*Given records*
==========

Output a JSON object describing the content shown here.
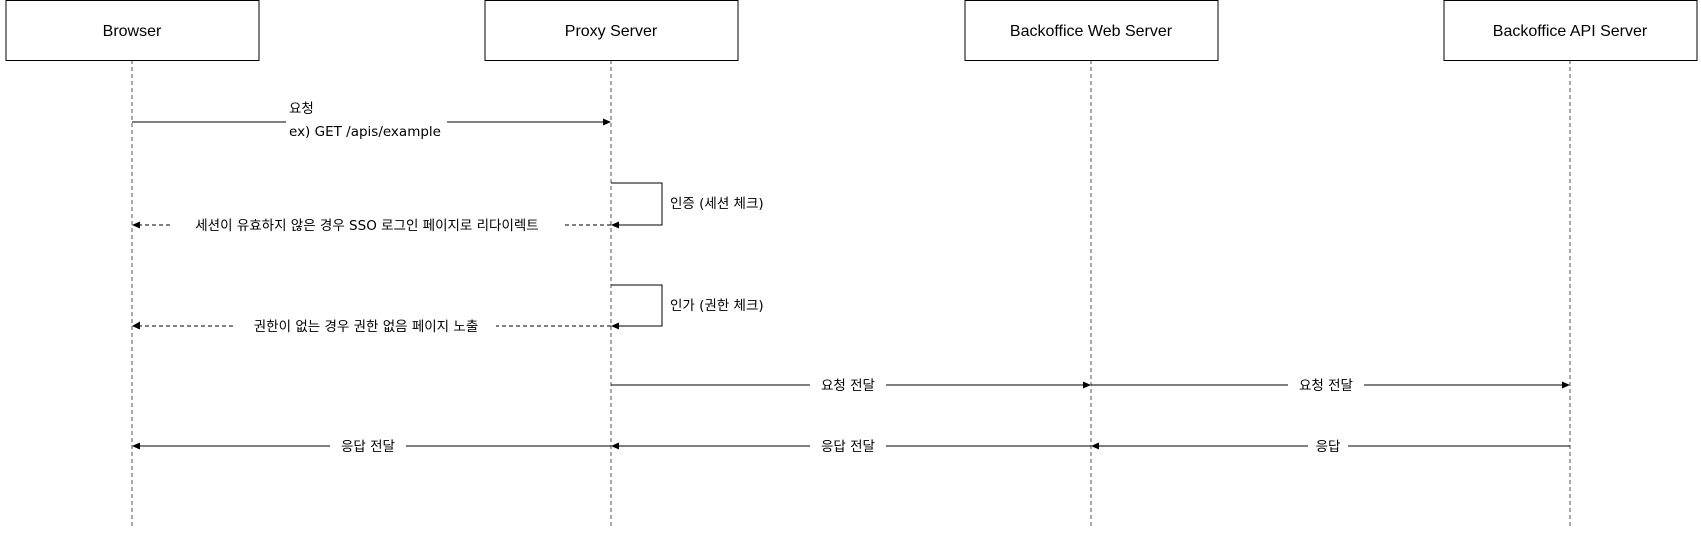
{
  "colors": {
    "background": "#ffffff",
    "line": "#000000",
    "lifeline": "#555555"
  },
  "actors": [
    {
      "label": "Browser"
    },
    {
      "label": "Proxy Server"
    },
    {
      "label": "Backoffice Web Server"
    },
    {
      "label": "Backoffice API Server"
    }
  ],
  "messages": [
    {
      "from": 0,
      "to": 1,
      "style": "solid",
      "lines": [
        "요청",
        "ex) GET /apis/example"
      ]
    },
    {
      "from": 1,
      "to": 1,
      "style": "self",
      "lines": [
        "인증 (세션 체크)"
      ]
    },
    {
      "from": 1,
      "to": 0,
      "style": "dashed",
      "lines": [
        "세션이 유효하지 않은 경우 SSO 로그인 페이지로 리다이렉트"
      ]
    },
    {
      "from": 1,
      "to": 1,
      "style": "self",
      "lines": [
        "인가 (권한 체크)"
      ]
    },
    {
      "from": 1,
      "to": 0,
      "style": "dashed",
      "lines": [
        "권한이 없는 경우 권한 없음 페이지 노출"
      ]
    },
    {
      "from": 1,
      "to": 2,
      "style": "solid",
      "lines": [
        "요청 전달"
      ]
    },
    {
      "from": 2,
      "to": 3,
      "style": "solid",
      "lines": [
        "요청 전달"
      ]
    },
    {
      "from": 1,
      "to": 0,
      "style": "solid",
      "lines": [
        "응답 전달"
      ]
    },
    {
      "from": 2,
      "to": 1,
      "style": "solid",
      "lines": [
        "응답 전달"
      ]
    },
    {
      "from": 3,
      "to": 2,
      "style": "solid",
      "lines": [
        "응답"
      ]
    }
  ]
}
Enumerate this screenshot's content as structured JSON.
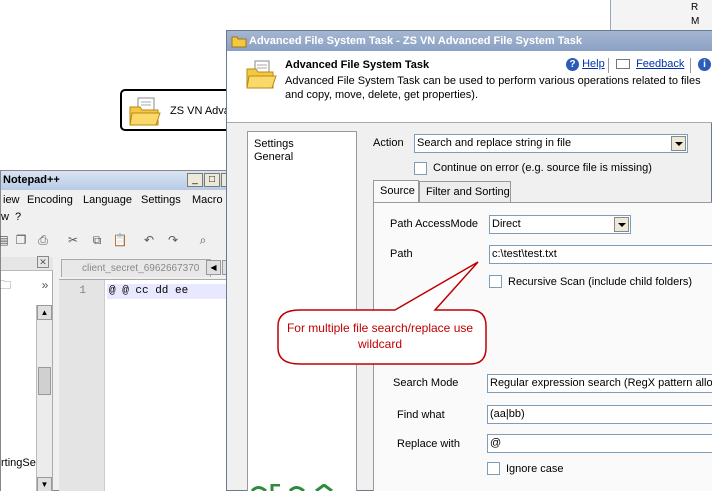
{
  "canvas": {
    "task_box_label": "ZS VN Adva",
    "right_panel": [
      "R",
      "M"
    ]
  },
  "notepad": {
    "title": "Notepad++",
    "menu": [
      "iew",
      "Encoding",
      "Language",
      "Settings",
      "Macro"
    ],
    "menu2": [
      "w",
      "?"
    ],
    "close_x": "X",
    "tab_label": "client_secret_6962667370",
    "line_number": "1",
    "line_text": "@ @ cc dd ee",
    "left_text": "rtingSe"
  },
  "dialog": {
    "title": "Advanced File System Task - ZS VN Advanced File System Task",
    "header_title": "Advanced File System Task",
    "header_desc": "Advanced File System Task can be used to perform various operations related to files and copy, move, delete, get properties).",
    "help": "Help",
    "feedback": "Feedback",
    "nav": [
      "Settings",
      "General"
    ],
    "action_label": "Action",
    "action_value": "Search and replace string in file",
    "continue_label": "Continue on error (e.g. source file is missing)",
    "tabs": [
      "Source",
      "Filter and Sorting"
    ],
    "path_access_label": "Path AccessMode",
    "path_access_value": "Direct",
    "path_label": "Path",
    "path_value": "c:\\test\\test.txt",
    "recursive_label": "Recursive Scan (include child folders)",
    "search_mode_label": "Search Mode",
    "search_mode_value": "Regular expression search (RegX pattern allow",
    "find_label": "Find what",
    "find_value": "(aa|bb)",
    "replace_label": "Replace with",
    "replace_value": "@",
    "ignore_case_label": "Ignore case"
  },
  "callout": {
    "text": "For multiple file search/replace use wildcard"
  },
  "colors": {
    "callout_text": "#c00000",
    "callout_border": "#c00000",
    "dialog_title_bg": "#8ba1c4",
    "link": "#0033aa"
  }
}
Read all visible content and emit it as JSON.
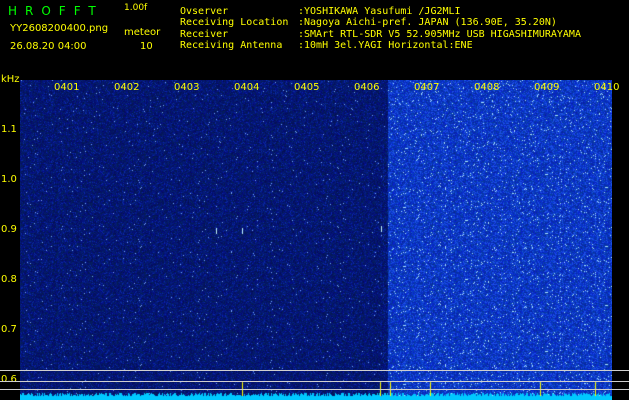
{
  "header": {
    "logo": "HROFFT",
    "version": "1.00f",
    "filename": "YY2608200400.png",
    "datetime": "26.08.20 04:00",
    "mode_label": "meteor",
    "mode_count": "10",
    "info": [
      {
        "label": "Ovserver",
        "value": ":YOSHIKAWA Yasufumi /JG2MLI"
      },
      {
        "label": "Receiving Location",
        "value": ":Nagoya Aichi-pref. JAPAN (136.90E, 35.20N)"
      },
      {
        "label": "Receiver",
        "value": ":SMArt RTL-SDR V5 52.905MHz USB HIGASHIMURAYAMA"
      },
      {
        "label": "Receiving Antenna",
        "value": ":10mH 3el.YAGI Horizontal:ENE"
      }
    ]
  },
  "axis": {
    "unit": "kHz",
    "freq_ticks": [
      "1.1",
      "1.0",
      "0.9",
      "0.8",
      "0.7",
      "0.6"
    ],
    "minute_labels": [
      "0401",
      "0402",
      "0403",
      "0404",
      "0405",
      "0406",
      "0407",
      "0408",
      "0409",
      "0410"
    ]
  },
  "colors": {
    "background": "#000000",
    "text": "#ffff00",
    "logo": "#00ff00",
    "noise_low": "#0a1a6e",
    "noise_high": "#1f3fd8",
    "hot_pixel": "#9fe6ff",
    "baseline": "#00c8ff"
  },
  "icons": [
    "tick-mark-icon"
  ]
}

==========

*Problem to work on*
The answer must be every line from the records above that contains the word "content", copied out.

*Exercise answer*
Output a JSON object describing the content shown here.
Enumerate this screenshot's content as structured JSON.
Read all visible content and emit it as JSON.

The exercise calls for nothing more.